In this news, we discuss the Abrupt halt of Ant Group’s mega-IPO leaves investors guessing.
SINGAPORE / LONDON (Reuters) – Investors were shocked by Ant Group’s $ 37 billion trading suspension on Tuesday, with many of them spending weeks studying the deal and lobbying bankers to secure shares in what was to be the world’s largest initial public offering.
Ant interrupted its scheduled listings in Shanghai and Hong Kong less than 48 hours before publication following a meeting between billionaire founder Jack Ma and Chinese financial regulators.
Ant apologized to investors in a stock file for “any inconvenience” and said he would follow up with them, but gave few details about the problem other than calling it an “event.” major”.
“There has been so much excitement around this IPO and there is clearly deep disappointment from the markets about this unexpected curve ball,” said Victoria Scholar, Market Analyst at IG.
Investors were concerned that regulators’ problem with the deal would spread beyond Ant to other Chinese tech stocks.
Shares of Alibaba, the e-commerce giant also founded by Ma, fell 10% in New York City trading, while shares of game company Tencent Holdings Ltd fell 3.5% in Frankfurt.
“For now, the markets will sell Alibaba and possibly Tencent along with other relevant exposures,” said Dave Wang, portfolio manager at Nuvest Capital in Singapore.

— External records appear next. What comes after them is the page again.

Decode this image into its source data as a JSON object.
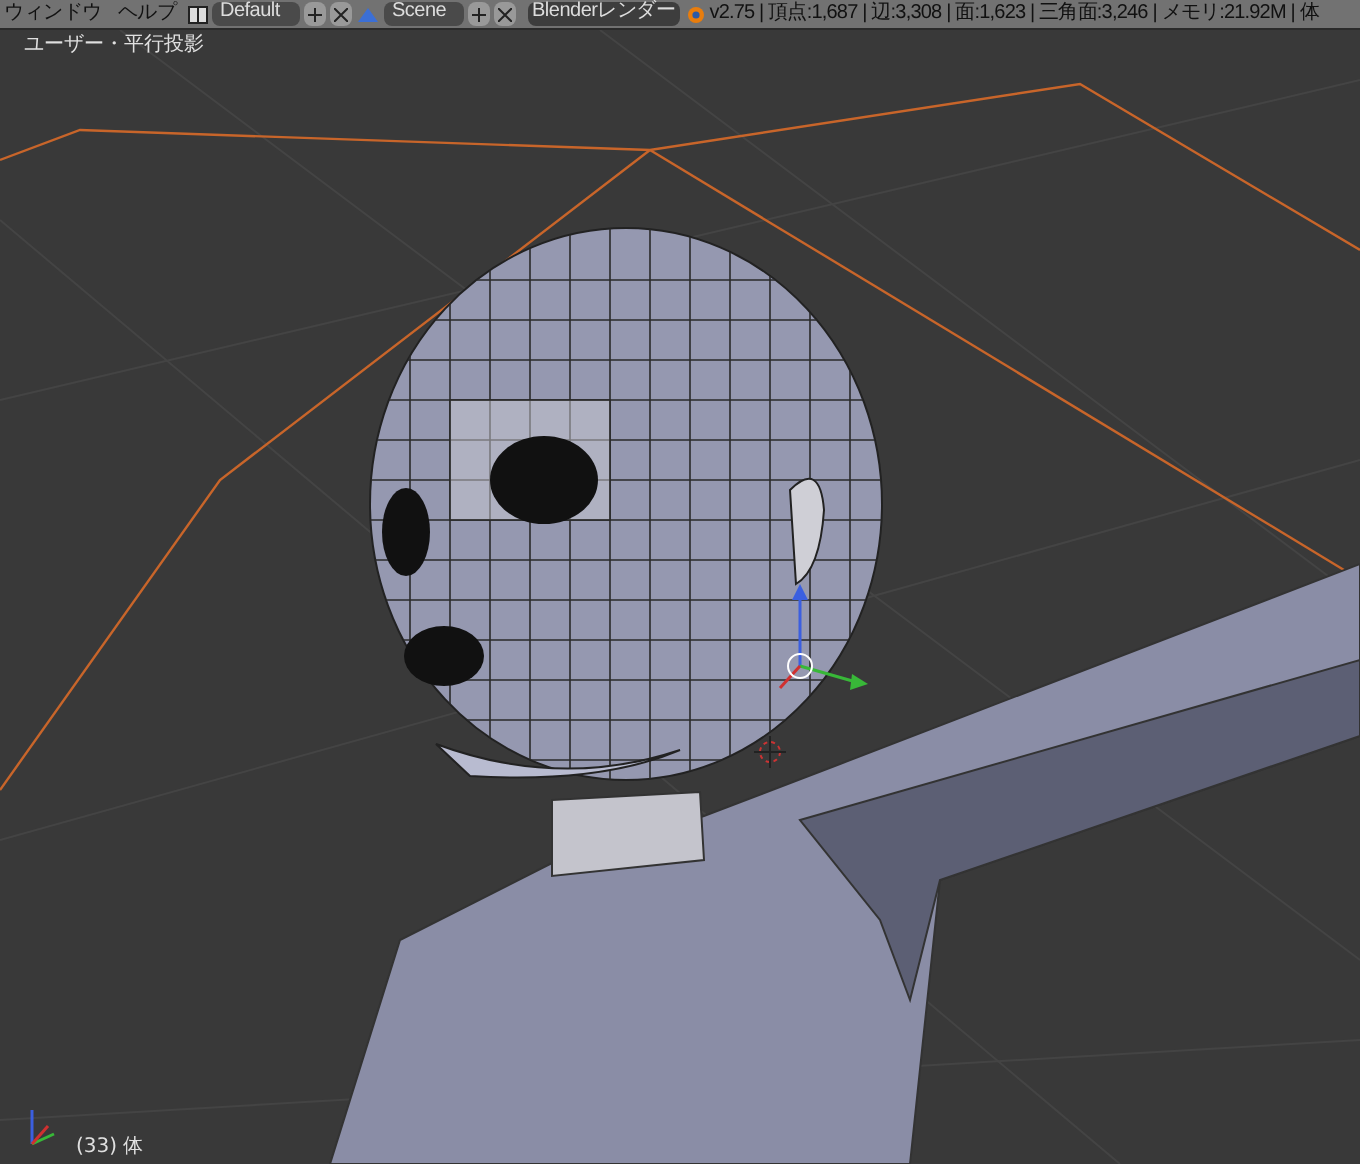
{
  "menu": [
    {
      "label": "ウィンドウ"
    },
    {
      "label": "ヘルプ"
    }
  ],
  "screen_layout": {
    "value": "Default"
  },
  "scene": {
    "value": "Scene"
  },
  "render_engine": {
    "value": "Blenderレンダー"
  },
  "stats": "v2.75 | 頂点:1,687 | 辺:3,308 | 面:1,623 | 三角面:3,246 | メモリ:21.92M | 体",
  "viewport": {
    "view_label": "ユーザー・平行投影",
    "frame_object": "(33) 体"
  }
}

“If this is an isolated incident for Ant, then new economy stocks that have done well so far should be fine … otherwise, markets might start to assess regulatory uncertainty over more. strict on private companies and we could see a significant pullback on Chinese growth stocks. “
An investor in a state-backed company in China, which held a stake before the IPO in Ant, said the delay had left them wondering if it would become politically difficult to own the stock even if the IPO was getting back on track.
“Do Jack Ma and Ant have bigger problems with Chinese regulators? Would it be considered politically incorrect to continue investing in Ant’s IPO if it picks up later? Said the investor, who declined to be named.
More than $ 3 trillion from just retail investors had been placed in offers for Ant, a factor some believe likely prompted Chinese supervisors to take a tougher stance.
“It is quite clear that the scale of oversubscription and the influence of Alibaba have become a source of concern for regulators,” said Justin Tang, head of Asian research at United First Partners in Singapore.
For William de Gale, co-founder and senior portfolio manager of BlueBox Asset Management, who opted out of the deal from the start, the suspension was a justification for their stance on Chinese financial firms.
“I think this shows why we don’t particularly like these companies – there is always a risk of capricious behavior on the part of management or regulators, none of which are subject to reliable or predictable governance,” said he declared.
Reporting by Anshuman Daga in Sinagpore, Julie Zhu in Hong Kong, Sinead Cruise in New York and Simon Jessop in London; Written by Rachel Armstrong; Edited by Matthew Lewis
Original © Thomson Reuters